### Prompt
Count the lines in the records that hold the string "columns". Only the number should be given.

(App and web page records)
▬▬▬▬▬▬

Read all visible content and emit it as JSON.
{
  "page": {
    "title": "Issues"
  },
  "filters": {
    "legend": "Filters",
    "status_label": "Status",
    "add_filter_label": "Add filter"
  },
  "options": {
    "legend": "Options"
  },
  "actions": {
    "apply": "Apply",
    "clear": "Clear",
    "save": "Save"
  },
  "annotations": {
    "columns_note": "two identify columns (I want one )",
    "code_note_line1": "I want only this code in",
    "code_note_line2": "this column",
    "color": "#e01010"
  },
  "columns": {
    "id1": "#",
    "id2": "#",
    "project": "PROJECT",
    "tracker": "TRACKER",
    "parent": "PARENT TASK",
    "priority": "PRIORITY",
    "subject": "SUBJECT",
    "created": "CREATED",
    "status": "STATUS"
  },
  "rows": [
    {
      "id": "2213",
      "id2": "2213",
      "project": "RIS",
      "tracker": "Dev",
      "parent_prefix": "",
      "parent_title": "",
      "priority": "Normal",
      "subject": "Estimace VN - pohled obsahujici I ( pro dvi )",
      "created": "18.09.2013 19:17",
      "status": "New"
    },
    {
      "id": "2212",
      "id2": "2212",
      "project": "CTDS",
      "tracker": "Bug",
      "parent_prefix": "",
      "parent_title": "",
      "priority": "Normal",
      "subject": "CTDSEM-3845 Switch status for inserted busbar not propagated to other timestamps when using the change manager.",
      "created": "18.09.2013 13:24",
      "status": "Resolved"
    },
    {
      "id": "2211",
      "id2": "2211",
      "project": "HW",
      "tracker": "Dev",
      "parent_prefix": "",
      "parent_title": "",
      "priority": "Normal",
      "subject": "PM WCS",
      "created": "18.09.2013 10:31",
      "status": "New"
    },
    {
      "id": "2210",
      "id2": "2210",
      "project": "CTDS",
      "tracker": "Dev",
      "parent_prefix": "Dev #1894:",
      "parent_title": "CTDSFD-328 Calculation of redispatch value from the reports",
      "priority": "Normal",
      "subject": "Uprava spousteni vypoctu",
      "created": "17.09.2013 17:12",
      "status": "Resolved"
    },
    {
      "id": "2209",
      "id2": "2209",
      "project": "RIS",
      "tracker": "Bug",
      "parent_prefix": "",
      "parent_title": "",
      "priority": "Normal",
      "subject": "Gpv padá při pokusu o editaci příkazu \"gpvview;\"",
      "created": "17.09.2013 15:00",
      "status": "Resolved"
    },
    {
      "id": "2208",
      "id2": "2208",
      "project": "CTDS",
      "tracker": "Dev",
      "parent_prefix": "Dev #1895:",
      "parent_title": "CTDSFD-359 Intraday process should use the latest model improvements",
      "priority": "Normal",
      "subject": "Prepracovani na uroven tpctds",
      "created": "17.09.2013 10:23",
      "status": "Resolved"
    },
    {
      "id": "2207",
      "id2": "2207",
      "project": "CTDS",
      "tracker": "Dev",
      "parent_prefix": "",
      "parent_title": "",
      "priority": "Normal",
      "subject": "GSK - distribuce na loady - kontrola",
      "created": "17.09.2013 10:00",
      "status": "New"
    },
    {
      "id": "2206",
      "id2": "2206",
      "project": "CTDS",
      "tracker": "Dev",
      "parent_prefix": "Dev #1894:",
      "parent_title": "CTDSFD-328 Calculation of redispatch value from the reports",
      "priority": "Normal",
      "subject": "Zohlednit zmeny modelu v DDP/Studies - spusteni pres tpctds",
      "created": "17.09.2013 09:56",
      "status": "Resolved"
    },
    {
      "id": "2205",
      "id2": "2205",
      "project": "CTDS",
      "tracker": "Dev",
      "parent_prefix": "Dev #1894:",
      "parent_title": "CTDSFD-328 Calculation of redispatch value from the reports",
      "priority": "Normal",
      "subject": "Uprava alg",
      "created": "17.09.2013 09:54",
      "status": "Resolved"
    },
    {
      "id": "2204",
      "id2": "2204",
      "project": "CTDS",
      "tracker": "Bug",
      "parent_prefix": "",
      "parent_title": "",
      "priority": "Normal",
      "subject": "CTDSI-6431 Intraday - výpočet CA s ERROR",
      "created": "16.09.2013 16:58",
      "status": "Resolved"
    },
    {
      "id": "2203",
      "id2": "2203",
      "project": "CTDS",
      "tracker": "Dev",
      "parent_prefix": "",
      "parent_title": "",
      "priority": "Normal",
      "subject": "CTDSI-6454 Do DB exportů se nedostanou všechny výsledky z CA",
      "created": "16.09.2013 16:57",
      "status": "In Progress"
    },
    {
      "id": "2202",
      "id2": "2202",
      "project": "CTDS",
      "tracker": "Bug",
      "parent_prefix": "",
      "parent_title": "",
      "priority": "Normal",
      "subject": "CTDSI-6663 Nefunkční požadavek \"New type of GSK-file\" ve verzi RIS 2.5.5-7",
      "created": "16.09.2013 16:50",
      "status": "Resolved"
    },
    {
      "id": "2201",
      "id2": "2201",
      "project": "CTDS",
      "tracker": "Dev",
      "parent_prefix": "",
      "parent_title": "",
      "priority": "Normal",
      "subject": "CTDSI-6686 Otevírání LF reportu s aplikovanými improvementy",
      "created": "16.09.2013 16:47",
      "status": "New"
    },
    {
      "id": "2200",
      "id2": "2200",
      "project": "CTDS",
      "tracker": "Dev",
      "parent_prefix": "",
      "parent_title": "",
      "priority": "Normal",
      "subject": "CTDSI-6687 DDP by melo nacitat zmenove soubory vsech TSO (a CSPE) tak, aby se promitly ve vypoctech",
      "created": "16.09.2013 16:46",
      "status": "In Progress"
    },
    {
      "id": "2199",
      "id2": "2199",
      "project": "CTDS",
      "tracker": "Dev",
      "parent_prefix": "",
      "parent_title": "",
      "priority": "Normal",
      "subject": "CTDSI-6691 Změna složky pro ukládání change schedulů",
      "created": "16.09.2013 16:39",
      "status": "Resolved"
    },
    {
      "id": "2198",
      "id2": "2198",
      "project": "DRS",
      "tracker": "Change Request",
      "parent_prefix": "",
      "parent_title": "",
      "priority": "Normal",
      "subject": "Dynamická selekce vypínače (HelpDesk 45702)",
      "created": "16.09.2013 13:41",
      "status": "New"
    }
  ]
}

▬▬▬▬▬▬

### Response to the task
2